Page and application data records
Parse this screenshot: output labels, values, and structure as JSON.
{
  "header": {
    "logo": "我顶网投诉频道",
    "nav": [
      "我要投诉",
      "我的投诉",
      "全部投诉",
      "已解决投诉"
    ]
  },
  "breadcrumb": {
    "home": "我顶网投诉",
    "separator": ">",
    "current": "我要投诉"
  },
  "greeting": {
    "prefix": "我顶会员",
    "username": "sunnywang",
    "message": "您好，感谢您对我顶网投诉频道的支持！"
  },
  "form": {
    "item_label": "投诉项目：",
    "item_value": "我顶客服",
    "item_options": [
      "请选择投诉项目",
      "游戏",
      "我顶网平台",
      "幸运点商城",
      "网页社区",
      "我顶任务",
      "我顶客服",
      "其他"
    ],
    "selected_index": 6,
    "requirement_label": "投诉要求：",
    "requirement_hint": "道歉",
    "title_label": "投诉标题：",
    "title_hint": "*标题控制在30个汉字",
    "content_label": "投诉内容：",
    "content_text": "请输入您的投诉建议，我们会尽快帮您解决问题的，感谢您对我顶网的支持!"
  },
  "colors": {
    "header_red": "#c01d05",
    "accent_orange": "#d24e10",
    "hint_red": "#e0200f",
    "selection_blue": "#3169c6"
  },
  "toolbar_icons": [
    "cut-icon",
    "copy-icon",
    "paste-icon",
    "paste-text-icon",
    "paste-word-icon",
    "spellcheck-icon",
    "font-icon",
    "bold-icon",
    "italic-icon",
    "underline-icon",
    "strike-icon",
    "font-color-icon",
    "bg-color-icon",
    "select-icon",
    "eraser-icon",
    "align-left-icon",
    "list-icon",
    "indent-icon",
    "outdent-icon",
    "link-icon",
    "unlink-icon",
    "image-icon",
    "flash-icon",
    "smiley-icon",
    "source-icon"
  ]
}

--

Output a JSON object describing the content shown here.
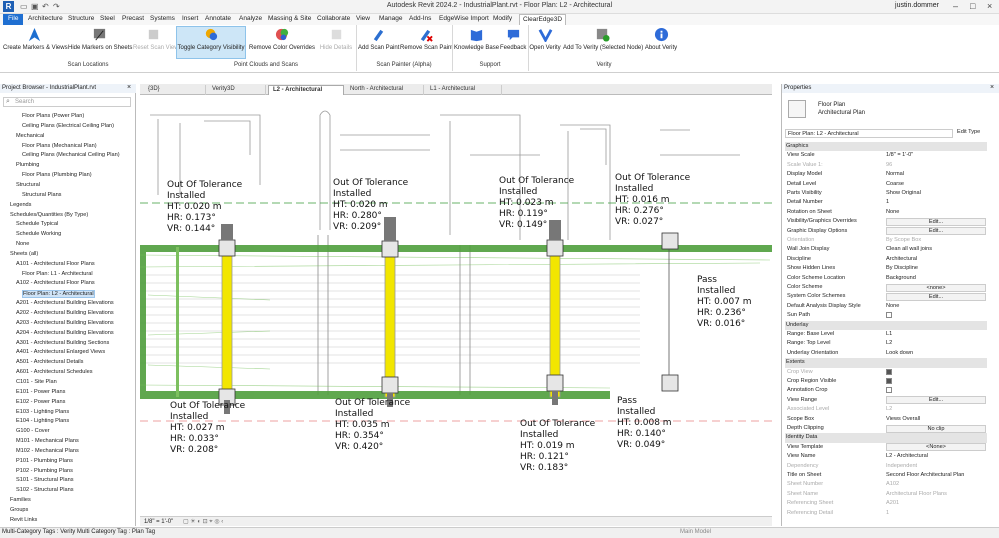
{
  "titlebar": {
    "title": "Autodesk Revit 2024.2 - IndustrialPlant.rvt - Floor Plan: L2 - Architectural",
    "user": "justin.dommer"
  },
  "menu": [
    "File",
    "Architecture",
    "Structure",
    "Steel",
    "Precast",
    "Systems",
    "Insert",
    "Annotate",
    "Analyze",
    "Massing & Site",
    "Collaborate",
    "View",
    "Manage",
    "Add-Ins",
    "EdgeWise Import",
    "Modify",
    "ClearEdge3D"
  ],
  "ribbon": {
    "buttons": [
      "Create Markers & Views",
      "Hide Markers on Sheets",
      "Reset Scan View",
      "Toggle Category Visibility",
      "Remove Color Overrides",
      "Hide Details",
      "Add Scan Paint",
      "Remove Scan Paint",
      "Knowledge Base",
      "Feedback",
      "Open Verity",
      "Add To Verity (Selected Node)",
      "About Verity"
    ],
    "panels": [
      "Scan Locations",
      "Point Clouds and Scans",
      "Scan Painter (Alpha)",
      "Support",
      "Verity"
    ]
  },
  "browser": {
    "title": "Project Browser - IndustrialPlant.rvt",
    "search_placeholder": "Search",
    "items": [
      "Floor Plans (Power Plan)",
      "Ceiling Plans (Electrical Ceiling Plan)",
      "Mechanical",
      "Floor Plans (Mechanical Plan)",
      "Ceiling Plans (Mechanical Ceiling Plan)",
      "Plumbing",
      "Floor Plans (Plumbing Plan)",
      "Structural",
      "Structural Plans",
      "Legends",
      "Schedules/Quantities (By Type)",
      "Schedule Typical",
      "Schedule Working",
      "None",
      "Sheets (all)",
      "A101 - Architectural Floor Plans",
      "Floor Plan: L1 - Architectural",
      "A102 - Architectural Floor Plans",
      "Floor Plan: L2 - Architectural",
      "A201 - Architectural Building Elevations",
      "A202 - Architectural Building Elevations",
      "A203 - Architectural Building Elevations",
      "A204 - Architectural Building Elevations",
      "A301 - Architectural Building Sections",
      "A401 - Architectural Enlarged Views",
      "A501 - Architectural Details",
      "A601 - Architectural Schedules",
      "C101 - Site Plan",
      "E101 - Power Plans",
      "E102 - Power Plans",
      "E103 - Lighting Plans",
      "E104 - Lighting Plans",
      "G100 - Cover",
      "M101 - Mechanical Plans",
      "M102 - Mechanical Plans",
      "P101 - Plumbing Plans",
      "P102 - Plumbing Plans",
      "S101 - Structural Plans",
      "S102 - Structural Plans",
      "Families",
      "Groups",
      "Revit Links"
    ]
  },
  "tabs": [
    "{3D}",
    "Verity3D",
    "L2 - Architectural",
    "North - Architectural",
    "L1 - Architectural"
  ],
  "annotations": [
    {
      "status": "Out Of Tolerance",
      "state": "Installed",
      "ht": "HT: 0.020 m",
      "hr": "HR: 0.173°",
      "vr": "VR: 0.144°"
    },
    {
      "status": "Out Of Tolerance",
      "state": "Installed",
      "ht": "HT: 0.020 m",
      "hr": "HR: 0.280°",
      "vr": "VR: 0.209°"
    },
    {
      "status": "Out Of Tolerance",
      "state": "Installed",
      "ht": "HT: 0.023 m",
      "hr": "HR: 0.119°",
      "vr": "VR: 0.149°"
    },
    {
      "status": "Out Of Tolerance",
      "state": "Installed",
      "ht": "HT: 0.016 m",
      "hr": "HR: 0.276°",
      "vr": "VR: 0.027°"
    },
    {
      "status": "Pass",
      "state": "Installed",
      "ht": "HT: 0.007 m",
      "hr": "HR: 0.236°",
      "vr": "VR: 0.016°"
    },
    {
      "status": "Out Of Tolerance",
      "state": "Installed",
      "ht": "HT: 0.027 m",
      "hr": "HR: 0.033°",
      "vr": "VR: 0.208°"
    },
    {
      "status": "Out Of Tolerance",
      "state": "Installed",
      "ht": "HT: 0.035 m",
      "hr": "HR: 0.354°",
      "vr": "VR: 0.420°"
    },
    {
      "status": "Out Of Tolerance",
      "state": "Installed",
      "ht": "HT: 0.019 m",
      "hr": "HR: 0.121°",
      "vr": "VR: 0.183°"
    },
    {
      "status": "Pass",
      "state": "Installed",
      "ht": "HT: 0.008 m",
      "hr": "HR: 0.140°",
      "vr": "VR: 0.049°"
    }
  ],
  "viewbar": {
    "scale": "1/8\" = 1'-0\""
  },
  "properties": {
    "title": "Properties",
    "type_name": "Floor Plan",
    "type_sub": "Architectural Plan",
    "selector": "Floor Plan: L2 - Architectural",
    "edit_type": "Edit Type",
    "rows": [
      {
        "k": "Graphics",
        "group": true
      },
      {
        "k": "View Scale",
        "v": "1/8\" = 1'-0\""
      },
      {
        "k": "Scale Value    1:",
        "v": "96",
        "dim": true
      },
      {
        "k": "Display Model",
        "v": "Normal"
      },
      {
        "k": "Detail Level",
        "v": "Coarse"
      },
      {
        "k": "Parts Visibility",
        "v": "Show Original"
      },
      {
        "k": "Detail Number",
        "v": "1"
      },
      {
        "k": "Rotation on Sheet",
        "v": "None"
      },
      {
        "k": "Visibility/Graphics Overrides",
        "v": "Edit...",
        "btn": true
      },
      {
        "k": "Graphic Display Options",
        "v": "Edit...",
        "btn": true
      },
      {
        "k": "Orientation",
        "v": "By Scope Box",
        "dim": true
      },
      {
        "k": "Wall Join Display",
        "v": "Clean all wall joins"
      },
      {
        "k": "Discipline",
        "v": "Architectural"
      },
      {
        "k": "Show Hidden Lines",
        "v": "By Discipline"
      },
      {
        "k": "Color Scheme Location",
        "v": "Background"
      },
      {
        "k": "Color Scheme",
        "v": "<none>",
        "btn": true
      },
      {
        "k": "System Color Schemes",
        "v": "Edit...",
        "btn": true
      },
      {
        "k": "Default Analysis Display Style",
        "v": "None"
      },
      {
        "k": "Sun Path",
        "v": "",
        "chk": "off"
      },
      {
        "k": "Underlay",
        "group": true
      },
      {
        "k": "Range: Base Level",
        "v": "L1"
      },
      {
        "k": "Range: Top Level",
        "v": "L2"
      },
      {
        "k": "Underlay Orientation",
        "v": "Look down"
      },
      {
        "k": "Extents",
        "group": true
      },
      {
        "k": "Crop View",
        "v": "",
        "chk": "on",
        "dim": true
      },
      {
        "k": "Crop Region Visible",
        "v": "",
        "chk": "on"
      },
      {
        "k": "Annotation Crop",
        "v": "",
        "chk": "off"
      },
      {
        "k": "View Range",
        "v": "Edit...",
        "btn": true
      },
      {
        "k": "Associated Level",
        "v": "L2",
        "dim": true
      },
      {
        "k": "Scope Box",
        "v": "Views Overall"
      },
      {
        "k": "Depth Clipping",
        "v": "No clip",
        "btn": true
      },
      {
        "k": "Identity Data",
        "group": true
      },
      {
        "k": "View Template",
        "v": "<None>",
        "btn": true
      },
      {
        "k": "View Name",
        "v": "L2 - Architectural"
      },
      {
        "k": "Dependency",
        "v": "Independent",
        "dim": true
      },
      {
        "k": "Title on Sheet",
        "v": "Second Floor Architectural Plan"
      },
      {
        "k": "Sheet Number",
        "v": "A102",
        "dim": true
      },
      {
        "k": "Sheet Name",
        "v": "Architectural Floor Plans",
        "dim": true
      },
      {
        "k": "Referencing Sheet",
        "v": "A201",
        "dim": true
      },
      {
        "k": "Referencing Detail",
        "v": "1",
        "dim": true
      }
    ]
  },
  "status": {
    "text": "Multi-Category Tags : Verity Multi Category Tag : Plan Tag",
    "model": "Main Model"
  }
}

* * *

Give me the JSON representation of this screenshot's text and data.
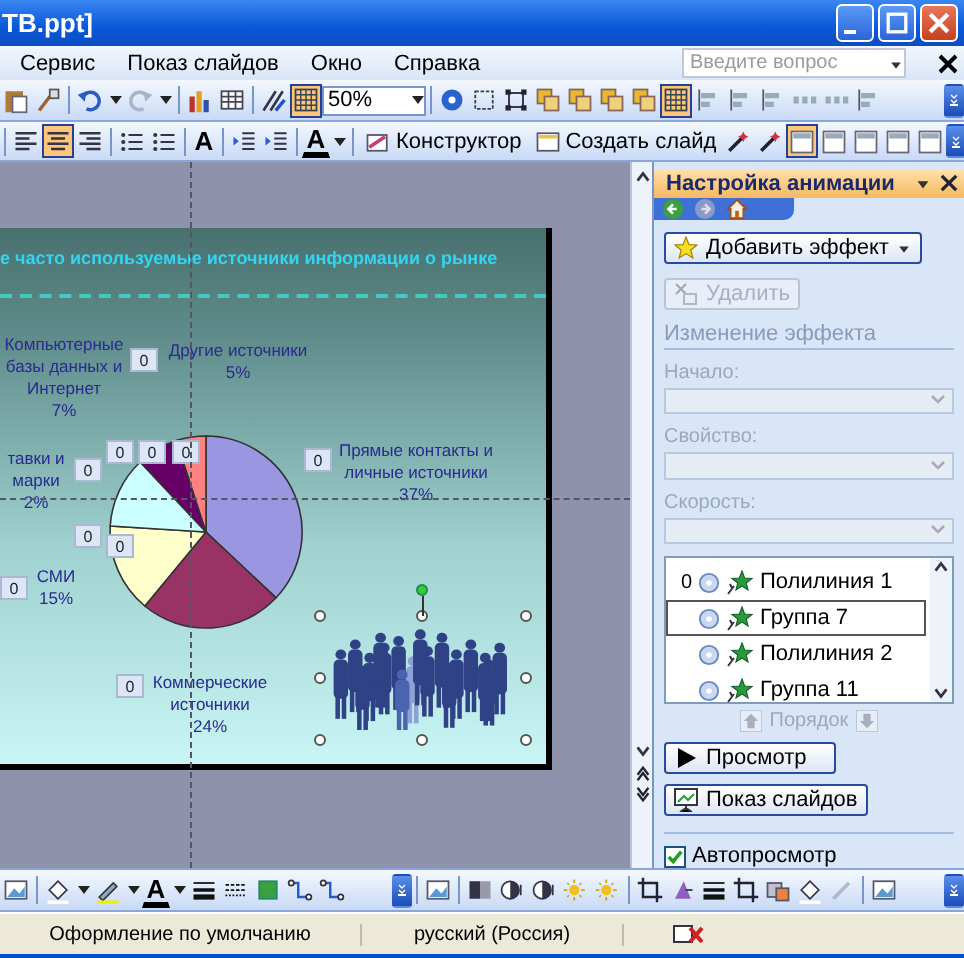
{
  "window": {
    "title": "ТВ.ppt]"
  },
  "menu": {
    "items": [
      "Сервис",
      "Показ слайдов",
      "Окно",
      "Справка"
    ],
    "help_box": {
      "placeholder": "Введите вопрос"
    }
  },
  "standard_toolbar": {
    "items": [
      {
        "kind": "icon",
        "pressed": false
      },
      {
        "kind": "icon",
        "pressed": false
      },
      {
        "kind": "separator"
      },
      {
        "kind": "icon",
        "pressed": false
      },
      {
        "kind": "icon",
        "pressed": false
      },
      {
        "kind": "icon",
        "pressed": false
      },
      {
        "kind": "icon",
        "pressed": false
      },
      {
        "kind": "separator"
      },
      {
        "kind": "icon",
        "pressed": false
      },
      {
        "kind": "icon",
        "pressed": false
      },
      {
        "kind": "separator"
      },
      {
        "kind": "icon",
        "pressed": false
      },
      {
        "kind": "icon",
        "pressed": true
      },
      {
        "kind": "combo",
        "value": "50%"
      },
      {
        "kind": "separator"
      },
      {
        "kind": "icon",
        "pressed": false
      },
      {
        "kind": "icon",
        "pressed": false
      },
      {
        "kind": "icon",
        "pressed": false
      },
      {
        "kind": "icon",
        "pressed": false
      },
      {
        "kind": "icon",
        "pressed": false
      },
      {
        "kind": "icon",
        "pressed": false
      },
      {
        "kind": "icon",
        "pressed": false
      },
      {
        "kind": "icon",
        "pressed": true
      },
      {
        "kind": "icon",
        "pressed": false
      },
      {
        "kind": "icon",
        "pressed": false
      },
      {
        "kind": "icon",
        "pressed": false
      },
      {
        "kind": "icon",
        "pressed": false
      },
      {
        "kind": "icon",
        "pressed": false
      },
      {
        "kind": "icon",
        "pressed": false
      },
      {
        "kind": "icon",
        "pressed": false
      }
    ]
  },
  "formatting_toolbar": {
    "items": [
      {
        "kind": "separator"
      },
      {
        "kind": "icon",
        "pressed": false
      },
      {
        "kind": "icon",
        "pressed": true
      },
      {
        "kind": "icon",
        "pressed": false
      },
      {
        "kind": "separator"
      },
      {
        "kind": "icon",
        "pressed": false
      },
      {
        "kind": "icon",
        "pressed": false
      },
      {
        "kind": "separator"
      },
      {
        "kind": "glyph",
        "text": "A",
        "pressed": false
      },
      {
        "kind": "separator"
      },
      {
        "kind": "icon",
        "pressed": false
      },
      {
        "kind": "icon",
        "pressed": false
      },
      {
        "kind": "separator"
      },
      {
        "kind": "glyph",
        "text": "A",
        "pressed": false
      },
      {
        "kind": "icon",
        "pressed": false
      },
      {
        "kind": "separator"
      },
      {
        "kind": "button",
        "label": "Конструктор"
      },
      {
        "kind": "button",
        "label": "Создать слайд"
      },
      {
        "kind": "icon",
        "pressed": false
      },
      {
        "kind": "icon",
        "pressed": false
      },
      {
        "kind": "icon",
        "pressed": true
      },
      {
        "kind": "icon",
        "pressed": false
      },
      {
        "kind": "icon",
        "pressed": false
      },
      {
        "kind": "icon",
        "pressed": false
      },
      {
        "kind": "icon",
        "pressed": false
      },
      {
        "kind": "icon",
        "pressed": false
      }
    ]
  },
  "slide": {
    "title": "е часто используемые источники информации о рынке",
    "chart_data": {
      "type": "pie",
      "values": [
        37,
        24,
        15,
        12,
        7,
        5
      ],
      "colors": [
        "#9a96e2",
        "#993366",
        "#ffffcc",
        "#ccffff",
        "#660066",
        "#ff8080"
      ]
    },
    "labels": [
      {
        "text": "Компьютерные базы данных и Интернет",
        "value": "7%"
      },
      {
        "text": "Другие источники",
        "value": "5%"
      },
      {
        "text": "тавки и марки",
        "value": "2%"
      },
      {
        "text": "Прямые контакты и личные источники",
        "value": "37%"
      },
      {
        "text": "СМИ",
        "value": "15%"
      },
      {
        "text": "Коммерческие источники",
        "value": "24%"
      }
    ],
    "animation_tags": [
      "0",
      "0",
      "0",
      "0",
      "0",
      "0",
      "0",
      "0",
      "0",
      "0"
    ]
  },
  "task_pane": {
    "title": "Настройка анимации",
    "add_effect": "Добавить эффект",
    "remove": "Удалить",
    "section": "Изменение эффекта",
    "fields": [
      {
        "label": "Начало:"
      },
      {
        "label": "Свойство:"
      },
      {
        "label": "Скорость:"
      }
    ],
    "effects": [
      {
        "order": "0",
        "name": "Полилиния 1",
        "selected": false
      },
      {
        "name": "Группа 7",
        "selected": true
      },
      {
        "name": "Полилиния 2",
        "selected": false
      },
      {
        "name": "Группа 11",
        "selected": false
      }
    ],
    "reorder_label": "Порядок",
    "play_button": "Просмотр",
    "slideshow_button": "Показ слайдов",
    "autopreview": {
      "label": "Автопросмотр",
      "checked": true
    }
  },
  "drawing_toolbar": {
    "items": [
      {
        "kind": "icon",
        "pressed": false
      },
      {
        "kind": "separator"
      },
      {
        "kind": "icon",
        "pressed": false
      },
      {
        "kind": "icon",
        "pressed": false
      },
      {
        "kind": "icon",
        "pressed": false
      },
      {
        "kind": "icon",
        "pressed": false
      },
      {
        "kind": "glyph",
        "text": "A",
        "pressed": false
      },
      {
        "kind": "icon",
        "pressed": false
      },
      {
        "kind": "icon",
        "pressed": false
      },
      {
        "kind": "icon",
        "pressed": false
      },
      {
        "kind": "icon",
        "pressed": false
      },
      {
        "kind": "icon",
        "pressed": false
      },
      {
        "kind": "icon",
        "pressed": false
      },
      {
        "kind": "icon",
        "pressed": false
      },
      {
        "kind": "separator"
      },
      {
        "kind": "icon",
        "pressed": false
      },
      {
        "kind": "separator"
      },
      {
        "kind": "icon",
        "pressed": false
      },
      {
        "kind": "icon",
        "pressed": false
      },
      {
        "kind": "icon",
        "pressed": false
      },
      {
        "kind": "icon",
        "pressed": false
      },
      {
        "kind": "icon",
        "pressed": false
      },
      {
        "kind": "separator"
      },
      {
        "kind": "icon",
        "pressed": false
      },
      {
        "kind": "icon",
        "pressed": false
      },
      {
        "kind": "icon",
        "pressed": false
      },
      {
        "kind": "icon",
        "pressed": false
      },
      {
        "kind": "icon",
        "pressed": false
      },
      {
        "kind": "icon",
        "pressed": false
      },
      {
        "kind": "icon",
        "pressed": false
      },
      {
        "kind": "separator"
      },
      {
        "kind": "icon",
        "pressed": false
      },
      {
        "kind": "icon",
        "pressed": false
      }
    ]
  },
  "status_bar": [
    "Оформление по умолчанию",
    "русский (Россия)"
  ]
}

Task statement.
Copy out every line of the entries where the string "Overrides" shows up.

Answer section.
      "Remove Color Overrides",
        "k": "Visibility/Graphics Overrides",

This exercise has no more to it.